• SUPPLIED DATA:
>>>>
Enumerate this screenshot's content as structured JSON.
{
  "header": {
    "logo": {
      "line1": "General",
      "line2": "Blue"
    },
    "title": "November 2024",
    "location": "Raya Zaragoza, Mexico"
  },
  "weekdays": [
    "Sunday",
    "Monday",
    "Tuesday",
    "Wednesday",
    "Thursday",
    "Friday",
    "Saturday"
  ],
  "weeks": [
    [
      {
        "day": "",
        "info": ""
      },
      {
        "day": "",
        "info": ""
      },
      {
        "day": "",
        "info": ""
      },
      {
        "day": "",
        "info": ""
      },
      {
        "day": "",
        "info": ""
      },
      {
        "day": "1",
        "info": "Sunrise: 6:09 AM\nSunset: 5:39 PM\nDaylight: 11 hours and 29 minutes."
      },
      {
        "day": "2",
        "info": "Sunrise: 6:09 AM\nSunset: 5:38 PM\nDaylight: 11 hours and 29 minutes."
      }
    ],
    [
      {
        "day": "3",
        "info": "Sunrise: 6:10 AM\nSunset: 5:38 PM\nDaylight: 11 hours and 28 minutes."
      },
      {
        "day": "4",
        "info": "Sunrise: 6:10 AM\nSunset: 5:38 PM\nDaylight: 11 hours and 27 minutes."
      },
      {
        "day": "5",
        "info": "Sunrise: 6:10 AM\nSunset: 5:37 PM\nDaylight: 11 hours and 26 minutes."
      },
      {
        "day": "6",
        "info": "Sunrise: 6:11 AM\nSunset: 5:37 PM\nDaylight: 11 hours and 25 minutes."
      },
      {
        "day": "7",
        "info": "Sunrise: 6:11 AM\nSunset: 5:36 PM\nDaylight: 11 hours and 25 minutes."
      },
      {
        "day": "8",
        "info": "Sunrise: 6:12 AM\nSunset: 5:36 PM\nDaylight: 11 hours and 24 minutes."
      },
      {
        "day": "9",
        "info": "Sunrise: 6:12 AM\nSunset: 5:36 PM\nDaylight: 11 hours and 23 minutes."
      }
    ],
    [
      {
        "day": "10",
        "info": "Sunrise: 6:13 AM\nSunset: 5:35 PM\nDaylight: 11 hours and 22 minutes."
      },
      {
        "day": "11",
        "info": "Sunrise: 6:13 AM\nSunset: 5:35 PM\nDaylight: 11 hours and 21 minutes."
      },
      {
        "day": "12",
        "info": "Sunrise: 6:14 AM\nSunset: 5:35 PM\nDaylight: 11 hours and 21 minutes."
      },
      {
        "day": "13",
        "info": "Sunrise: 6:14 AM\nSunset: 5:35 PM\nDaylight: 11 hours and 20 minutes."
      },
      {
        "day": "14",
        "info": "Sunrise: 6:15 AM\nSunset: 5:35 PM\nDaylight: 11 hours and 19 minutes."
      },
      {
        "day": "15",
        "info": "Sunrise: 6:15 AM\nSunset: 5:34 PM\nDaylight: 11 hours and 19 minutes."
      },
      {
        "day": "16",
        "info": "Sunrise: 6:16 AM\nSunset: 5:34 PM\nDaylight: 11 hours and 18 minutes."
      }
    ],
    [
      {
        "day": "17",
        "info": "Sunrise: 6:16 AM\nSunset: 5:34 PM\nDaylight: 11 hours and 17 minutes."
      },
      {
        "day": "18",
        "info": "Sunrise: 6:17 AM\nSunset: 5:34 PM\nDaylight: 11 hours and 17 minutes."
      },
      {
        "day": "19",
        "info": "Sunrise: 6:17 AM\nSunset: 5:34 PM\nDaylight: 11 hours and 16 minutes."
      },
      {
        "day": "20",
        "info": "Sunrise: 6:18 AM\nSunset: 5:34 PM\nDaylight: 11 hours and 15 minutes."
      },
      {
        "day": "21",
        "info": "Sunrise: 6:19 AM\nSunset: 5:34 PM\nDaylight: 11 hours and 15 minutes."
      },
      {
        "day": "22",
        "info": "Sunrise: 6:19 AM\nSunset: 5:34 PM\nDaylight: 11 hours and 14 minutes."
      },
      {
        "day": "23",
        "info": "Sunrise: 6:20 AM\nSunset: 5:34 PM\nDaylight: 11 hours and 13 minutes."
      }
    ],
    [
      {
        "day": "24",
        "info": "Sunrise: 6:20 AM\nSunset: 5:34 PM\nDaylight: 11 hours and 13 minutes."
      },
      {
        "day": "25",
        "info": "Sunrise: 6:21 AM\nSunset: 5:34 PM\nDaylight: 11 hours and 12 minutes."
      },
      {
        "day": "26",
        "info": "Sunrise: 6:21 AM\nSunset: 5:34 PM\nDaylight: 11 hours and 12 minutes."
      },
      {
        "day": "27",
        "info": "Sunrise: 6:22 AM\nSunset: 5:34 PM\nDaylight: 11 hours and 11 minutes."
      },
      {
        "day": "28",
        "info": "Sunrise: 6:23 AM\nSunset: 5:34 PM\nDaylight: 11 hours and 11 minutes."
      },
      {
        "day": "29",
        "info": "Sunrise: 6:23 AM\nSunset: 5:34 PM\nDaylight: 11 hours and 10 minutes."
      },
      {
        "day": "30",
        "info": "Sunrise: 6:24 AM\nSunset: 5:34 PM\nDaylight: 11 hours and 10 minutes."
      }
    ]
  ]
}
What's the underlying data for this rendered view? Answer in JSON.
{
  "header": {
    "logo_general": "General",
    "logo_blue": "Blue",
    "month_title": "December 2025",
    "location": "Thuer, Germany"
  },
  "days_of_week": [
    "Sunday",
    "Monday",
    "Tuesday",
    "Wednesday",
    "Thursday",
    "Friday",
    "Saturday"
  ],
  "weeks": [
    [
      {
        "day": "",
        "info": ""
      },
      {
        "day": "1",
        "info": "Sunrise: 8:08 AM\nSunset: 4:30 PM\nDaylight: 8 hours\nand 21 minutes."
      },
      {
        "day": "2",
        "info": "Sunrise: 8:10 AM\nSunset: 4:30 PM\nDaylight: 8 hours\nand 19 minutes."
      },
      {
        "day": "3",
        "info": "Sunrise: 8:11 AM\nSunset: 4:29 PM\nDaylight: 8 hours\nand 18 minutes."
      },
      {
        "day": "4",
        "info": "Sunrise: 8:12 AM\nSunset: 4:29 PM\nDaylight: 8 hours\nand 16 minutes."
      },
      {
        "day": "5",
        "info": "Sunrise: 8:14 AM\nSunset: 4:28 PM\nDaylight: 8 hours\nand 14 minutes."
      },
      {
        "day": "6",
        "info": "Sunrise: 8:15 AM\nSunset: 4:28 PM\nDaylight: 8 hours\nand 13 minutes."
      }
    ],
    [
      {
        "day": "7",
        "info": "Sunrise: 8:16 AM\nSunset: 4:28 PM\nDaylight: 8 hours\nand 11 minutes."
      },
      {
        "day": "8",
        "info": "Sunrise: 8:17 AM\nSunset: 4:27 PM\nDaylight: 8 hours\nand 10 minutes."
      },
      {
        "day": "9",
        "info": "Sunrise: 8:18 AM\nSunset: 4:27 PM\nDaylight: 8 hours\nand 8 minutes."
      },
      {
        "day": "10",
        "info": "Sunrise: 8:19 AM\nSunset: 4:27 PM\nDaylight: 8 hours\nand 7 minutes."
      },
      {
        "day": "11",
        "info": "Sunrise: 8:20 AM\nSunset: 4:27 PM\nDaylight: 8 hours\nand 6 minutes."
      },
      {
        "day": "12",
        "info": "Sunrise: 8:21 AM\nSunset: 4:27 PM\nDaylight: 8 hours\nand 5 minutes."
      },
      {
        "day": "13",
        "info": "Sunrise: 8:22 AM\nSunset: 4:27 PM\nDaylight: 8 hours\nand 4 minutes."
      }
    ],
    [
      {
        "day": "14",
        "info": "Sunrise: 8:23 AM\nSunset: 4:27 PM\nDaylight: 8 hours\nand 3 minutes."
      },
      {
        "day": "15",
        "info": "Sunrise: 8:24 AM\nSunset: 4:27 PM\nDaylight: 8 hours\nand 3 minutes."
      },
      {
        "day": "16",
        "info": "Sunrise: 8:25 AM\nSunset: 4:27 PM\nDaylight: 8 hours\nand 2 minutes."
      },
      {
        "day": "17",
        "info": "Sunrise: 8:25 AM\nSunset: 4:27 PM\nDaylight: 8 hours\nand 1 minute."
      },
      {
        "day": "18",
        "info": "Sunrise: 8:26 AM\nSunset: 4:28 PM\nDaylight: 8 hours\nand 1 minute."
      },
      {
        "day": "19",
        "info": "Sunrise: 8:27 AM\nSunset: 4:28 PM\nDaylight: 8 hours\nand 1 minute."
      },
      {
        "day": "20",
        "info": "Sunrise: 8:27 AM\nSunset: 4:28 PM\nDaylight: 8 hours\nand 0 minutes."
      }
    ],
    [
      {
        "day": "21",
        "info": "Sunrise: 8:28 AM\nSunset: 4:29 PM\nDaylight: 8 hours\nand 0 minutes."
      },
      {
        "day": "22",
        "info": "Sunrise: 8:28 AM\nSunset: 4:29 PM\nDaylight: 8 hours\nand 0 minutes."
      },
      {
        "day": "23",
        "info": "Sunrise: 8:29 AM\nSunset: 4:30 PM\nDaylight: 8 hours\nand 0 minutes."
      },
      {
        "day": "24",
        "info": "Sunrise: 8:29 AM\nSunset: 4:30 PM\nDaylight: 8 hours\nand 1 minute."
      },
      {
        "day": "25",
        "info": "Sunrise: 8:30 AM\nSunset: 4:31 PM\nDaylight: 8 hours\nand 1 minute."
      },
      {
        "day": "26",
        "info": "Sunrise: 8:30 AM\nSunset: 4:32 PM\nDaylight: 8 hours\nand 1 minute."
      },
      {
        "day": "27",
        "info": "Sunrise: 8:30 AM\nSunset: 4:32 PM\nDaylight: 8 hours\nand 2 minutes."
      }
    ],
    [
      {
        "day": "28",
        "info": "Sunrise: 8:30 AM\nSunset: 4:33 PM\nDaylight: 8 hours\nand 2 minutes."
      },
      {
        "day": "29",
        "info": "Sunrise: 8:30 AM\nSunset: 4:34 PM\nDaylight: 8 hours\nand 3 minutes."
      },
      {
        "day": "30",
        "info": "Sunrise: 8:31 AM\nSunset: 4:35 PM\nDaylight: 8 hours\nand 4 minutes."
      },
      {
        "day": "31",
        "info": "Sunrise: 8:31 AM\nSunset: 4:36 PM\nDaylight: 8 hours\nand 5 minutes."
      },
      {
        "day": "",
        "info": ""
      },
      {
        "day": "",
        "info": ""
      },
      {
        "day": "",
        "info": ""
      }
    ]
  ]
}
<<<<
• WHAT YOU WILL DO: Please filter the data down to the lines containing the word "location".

• ANSWER SPACE:
    "location": "Raya Zaragoza, Mexico"
    "location": "Thuer, Germany"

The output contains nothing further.